Problem to solve
Count every line of the data that includes "this". State only the number.

Component data from apps and pages:

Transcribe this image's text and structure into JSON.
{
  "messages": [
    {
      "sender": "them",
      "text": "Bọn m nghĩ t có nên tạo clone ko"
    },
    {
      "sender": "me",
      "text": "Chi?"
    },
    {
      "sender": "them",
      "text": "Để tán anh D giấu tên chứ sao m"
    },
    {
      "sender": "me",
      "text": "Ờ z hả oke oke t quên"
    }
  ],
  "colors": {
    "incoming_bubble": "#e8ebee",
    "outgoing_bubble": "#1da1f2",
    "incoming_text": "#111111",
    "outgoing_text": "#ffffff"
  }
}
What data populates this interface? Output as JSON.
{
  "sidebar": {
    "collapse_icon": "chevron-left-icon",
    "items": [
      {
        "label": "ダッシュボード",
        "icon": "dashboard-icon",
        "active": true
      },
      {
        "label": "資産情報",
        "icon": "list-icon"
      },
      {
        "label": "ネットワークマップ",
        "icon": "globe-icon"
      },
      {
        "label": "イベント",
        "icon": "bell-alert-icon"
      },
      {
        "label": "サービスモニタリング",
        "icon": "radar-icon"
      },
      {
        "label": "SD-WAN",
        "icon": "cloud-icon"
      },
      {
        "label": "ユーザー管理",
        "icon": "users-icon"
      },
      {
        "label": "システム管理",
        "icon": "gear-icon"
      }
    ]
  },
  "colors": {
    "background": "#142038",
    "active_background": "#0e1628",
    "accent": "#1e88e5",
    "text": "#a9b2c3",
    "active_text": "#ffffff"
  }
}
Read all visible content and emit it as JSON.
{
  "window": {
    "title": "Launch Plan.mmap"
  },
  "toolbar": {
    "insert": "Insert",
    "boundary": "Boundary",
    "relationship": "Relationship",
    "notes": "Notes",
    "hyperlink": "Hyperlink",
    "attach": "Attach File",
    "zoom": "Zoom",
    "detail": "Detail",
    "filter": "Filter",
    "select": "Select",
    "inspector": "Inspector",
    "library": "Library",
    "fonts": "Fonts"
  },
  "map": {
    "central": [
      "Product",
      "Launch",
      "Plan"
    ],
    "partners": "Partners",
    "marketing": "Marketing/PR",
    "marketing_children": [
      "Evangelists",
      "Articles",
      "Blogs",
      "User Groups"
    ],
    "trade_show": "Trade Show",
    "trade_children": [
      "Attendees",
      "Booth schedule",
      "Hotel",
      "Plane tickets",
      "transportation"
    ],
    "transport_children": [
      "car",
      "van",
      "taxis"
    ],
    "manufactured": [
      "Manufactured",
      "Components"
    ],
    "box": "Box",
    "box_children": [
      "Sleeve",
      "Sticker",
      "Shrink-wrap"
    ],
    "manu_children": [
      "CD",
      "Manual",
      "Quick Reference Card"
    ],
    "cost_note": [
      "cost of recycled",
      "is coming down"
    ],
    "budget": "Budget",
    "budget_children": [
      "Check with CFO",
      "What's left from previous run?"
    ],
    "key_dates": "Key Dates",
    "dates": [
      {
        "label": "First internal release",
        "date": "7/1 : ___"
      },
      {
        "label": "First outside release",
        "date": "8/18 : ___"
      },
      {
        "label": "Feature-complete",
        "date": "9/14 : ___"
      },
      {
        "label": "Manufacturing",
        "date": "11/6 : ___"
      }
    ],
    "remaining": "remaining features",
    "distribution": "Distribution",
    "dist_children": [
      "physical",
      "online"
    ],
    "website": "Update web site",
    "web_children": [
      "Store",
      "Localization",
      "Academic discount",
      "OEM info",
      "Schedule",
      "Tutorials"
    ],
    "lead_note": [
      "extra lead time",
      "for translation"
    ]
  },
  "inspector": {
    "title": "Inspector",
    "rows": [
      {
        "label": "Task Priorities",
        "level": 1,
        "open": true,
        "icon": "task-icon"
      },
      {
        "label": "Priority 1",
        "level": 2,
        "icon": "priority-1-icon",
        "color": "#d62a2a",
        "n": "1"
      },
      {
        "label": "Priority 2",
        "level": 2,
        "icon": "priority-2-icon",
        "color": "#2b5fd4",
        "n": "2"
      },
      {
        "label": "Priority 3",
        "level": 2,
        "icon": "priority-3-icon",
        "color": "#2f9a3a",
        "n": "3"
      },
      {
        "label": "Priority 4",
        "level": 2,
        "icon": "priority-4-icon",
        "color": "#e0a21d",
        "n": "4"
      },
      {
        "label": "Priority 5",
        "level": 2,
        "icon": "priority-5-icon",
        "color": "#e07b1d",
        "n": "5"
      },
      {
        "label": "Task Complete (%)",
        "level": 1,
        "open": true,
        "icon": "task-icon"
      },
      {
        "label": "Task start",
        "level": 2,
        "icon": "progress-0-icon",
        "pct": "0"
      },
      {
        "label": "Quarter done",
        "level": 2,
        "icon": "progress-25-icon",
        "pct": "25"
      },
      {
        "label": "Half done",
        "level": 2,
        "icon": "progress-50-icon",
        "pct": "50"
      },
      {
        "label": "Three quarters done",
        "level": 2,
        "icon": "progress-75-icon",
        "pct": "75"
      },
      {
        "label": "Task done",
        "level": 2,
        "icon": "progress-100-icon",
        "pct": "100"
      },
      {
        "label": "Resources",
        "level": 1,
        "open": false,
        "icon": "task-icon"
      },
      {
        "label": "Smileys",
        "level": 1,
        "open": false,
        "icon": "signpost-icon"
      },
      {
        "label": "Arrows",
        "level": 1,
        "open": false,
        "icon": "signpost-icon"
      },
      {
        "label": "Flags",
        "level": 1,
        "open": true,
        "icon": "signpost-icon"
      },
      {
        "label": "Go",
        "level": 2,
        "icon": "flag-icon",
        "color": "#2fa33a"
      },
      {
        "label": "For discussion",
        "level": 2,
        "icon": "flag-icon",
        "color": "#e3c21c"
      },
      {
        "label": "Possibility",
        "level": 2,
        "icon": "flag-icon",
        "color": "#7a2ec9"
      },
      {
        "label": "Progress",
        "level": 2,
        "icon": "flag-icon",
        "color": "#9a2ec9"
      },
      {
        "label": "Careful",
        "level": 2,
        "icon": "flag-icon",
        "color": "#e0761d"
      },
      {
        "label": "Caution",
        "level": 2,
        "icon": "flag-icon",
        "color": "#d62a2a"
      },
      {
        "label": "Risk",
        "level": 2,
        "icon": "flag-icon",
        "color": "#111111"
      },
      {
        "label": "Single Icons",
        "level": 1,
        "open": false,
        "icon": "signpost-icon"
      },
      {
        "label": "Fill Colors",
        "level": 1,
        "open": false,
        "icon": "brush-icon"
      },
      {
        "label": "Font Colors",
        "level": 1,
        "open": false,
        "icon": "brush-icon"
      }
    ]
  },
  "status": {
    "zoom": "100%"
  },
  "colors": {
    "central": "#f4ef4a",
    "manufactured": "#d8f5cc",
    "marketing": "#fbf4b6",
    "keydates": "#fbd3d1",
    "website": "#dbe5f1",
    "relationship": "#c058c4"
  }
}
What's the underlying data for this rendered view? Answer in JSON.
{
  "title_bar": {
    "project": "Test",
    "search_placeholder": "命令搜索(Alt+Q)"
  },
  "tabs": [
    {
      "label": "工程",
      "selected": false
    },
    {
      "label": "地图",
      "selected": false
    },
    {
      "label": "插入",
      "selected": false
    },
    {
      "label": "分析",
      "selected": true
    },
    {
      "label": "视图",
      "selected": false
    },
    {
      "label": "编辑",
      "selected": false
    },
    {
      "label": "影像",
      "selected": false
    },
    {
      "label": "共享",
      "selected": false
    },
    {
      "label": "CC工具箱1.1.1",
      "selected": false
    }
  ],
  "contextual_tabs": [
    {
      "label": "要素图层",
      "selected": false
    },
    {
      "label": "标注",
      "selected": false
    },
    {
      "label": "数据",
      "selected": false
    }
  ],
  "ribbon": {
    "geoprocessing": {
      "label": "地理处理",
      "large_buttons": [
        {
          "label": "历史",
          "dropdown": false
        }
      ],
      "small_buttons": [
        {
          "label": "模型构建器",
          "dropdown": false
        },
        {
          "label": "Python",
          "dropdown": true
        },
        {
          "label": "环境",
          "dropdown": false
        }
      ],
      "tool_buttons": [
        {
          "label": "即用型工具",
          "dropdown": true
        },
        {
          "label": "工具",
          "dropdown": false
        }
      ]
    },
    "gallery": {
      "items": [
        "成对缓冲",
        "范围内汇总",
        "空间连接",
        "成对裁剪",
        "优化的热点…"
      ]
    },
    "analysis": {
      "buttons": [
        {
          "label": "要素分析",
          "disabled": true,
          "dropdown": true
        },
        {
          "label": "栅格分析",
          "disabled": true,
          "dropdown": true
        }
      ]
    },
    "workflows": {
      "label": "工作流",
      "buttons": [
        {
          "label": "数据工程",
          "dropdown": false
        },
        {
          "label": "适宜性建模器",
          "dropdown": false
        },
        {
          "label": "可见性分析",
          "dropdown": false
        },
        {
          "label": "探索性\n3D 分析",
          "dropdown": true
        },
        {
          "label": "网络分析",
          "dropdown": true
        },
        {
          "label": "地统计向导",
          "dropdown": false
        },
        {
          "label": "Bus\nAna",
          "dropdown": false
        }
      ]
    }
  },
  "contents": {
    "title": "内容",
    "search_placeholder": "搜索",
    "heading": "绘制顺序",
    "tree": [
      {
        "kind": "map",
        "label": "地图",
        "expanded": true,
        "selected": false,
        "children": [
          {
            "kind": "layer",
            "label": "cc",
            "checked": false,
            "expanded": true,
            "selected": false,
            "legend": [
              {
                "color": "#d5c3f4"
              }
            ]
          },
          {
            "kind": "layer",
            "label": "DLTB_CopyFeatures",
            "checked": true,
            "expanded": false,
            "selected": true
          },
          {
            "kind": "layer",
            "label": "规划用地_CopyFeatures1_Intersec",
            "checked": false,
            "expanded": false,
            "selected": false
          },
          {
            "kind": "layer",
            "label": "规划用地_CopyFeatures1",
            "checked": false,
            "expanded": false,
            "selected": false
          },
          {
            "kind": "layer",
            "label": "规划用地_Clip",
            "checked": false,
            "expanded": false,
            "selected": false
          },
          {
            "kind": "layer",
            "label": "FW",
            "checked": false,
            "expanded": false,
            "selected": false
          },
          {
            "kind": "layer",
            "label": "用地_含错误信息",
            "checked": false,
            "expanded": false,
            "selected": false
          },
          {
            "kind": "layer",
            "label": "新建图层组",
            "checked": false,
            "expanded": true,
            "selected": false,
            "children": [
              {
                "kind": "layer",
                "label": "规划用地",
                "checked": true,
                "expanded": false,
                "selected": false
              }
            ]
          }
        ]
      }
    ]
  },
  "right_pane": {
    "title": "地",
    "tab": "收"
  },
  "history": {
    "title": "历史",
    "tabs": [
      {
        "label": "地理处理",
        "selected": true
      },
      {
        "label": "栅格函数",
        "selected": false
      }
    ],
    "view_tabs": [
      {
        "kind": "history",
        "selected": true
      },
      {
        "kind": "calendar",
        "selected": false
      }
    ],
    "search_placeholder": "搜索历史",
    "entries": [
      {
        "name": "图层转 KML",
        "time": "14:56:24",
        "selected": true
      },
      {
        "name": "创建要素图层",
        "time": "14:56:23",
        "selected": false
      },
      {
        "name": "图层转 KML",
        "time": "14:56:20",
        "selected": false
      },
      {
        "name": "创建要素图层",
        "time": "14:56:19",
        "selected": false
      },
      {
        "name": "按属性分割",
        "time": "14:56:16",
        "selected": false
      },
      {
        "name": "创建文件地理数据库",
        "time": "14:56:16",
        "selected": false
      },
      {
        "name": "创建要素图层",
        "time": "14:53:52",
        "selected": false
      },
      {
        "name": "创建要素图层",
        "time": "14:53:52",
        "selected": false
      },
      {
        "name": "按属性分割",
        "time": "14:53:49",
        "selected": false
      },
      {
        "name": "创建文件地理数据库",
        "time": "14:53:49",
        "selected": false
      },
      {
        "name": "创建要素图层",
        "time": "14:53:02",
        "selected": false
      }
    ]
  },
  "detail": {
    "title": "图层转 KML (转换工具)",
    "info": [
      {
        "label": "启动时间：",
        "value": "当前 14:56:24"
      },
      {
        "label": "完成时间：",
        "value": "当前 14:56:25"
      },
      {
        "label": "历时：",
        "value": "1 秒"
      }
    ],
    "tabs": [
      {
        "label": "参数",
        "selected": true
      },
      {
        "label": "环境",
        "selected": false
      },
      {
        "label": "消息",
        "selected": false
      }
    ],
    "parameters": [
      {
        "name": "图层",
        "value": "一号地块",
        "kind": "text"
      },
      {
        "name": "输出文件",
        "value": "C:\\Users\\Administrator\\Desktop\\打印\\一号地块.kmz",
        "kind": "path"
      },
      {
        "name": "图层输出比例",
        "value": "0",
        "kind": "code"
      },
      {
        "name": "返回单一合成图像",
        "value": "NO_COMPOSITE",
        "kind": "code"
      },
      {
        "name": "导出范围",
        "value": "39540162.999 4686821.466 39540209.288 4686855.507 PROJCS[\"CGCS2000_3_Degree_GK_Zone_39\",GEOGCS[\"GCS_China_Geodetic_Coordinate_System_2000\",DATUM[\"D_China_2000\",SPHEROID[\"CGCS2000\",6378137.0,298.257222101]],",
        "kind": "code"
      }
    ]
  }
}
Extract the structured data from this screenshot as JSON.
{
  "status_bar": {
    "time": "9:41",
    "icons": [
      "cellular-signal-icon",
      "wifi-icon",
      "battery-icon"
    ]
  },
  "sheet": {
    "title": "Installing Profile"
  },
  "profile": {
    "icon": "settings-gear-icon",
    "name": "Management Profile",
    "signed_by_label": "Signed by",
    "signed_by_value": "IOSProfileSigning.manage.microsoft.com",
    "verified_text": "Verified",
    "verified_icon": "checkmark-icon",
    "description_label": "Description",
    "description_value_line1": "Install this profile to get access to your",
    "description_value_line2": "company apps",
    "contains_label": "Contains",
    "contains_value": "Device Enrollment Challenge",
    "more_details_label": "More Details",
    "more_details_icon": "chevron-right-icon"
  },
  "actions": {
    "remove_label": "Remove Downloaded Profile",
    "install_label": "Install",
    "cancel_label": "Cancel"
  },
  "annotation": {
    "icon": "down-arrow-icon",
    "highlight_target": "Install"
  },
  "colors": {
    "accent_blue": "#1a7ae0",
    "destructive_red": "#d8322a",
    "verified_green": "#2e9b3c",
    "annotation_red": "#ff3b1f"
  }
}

Reply
5